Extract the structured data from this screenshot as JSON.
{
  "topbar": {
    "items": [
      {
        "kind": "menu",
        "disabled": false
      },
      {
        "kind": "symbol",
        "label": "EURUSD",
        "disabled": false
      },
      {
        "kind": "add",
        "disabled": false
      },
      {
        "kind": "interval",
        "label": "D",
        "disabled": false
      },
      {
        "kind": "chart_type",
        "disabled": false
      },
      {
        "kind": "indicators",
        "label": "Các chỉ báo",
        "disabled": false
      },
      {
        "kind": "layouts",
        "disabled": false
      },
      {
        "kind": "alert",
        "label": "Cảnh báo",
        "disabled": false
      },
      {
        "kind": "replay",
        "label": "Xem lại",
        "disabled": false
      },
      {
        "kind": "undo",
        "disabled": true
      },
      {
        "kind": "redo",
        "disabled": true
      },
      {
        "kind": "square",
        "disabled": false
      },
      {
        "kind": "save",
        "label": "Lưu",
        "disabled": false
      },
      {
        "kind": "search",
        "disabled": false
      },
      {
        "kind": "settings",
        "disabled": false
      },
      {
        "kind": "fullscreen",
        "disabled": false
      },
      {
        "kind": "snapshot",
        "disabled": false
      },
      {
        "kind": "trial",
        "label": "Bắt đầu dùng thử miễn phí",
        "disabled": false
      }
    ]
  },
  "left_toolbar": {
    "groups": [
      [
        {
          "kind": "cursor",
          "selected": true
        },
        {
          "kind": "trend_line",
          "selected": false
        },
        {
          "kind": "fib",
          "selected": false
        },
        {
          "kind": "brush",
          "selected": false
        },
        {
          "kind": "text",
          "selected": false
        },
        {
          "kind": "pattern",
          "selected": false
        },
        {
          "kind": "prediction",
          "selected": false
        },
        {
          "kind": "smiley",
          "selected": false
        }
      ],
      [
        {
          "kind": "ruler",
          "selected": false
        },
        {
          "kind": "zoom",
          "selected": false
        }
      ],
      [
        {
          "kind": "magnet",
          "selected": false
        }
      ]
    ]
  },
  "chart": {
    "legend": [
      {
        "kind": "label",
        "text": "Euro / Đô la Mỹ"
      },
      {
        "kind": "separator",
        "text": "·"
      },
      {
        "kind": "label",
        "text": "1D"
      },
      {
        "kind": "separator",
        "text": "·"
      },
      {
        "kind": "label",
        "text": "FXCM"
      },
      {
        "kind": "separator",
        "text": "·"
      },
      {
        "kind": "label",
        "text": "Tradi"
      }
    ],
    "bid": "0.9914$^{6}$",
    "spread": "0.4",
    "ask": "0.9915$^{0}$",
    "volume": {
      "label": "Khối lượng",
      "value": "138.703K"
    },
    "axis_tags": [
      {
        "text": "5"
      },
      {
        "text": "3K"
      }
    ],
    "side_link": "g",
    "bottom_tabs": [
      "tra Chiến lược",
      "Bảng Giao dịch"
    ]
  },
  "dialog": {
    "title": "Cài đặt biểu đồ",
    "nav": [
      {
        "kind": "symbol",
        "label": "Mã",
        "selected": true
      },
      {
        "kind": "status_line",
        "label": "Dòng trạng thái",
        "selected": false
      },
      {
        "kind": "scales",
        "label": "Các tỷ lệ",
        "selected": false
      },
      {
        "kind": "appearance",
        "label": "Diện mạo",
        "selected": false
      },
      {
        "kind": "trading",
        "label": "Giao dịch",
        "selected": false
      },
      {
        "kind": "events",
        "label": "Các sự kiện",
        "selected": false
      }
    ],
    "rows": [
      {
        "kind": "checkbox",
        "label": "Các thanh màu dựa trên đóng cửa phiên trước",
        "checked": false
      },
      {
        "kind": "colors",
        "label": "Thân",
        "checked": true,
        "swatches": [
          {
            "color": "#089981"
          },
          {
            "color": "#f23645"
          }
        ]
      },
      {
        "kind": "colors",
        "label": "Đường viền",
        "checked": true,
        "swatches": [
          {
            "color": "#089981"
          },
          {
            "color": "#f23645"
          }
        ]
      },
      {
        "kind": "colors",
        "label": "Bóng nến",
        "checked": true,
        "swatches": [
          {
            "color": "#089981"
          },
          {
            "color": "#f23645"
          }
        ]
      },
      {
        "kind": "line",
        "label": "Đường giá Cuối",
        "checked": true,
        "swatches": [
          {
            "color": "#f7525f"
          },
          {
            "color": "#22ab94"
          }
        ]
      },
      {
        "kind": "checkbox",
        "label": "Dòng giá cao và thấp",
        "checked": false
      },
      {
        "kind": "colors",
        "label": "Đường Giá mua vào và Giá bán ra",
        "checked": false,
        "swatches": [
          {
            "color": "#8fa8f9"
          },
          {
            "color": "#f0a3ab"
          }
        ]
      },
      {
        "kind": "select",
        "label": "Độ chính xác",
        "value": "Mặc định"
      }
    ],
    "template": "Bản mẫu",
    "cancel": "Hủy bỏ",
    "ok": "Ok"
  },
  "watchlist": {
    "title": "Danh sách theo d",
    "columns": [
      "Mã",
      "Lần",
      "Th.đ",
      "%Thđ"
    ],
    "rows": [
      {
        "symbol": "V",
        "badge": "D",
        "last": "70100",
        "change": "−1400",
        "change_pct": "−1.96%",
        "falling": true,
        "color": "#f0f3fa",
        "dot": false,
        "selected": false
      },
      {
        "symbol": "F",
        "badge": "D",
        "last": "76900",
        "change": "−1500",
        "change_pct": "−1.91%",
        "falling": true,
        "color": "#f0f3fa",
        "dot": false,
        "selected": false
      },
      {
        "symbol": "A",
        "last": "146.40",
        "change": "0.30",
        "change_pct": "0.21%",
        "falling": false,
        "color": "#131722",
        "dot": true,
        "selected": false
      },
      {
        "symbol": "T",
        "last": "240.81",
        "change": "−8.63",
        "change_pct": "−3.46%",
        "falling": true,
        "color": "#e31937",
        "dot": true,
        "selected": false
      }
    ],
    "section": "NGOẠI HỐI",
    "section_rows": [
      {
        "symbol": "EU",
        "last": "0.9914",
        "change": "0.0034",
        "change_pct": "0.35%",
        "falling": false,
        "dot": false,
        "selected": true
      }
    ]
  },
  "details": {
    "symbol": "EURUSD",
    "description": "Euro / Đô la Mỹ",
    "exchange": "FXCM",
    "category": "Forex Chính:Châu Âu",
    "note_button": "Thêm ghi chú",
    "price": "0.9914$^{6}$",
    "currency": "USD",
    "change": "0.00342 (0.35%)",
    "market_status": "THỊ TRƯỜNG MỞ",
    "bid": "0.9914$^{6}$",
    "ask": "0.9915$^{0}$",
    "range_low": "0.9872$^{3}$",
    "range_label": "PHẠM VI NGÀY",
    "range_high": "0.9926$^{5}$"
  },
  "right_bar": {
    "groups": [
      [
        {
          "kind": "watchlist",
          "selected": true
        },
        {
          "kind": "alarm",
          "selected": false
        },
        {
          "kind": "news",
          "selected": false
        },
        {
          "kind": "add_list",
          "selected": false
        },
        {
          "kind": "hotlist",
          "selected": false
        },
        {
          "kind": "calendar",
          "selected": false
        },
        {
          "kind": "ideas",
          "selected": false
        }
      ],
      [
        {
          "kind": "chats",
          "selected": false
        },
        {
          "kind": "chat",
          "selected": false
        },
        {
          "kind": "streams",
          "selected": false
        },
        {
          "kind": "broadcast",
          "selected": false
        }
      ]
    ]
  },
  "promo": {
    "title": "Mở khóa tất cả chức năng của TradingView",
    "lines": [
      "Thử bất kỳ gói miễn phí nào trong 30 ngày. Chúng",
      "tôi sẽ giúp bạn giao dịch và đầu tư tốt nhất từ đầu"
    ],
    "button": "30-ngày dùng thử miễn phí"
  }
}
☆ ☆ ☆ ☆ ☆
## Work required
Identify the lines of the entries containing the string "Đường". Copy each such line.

## Your response
        "label": "Đường viền",
        "label": "Đường giá Cuối",
        "label": "Đường Giá mua vào và Giá bán ra",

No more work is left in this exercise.